Can you imagine anything more wrong than scientists “circling the wagons” as Judith Curry so accurately put it? Can climate science actually be this “deliberative, cooperative, yet still competitive enterprise, where each side is duty bound to fairly consider all arguments and data that bear on the matter at hand” with so many in the climate science community circling the wagons and shooting in the dark anyone who expresses skepticism? I think not.

Anyway, thank you for your time. I’m sorry to have to disagree with you but what would this world be like if everyone agreed with each other?

20 02 2008

JimR, you are indeed so respectful that it is a pleasure to disagree with you 😉

In fact, I don’t disagree much. First, I offered points of reflection, not absolutist arguments… Your point 1) is well taken. In my experience, no climate blog has been fraught with as much nastiness as ClimateAudit (though this blog may soon get there if TCO continues to pelt fireballs at Steve…). 2 reasons to that :
– I mostly read CA or RC, and the latter i find much more civilized
– clearly i am not objective, as I have never tried to defend a “contrarian” position at RC, and I’m in good terms with several of the contributors.
So you have a point.

Re # 2), of course it’s a problem.
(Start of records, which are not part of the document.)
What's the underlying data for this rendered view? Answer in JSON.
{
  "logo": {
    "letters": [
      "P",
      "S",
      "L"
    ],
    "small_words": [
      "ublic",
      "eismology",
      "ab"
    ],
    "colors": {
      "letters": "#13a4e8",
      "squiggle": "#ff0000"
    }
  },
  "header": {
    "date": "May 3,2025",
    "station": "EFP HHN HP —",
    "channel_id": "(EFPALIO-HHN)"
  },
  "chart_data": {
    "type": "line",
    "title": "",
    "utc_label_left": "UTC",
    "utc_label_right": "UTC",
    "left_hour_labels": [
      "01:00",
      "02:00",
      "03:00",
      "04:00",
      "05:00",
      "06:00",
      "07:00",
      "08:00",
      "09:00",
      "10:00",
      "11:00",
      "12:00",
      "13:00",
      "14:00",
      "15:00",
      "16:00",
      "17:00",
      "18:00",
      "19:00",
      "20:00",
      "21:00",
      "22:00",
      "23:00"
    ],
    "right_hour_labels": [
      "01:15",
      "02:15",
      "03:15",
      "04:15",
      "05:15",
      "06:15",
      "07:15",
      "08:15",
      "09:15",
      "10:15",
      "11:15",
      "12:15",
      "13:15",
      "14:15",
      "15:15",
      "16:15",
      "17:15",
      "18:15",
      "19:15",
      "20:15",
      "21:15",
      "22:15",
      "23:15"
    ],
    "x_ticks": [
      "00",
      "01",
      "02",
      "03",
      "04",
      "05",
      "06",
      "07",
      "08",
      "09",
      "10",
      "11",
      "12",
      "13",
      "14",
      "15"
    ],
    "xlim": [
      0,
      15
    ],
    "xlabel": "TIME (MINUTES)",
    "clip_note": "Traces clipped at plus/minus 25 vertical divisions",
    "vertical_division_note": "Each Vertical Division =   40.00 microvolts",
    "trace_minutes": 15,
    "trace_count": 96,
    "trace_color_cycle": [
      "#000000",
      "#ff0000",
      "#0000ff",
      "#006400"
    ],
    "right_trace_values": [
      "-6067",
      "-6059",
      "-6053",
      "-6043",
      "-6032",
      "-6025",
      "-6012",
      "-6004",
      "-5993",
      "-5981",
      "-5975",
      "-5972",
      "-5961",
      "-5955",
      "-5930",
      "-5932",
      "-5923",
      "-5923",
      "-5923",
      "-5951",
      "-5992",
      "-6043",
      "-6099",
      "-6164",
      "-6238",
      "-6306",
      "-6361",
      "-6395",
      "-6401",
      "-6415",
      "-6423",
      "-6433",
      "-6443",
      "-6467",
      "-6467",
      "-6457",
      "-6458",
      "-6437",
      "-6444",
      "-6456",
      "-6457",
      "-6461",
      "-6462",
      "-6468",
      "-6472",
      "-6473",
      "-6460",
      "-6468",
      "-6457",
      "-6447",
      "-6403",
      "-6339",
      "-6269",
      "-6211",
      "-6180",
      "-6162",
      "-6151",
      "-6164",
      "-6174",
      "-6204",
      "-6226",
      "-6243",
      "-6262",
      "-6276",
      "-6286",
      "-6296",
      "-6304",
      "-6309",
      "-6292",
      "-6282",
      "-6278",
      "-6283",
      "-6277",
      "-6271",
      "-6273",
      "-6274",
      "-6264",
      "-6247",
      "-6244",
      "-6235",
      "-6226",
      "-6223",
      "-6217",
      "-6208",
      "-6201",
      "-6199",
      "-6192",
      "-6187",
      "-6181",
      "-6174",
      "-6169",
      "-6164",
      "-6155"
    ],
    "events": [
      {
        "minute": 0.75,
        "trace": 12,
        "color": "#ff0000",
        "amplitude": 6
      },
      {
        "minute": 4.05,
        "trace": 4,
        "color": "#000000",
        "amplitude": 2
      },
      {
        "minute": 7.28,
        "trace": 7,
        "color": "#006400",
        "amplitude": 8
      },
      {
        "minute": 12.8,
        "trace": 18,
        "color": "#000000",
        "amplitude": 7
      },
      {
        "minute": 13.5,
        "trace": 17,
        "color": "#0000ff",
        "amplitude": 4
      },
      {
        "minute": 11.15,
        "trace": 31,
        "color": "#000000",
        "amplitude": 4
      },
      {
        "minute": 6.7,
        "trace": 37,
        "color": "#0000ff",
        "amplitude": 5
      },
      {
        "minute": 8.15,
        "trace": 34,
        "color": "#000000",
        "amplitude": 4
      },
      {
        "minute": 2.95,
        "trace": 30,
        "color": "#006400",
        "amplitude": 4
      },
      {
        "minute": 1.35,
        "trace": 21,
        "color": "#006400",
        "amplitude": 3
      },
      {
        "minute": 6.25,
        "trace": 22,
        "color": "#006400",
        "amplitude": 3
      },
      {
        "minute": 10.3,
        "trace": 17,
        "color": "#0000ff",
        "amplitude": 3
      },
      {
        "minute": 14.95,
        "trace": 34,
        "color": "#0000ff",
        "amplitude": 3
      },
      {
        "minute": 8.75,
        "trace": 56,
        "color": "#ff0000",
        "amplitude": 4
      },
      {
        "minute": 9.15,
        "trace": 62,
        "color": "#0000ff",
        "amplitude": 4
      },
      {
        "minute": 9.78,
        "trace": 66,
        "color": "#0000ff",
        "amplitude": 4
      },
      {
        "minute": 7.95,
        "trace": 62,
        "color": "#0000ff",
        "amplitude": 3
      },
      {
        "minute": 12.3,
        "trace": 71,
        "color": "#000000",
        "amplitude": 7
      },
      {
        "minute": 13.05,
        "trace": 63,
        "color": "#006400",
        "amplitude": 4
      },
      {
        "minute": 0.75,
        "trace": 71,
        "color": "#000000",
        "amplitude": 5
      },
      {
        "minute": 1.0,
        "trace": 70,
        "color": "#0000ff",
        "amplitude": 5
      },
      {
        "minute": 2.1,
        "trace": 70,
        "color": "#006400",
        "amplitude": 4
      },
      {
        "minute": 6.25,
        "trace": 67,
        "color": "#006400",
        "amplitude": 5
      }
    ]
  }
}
Can you imagine anything more wrong than scientists intimidated for their results by lawmakers, silenced by Washington cronies, or having to fight a well oiled PR campaign aimed at discrediting results for political purposes ?

I never said “circling the wagons” is the appropriate response – I am as sad as you are about the state of affairs. I am merely saying there are a few extenuating circumstances to take into account… without excusing everything.

The scientific debate would certainly be more along the RC lines you quote if politics were out of the fray – on both sides…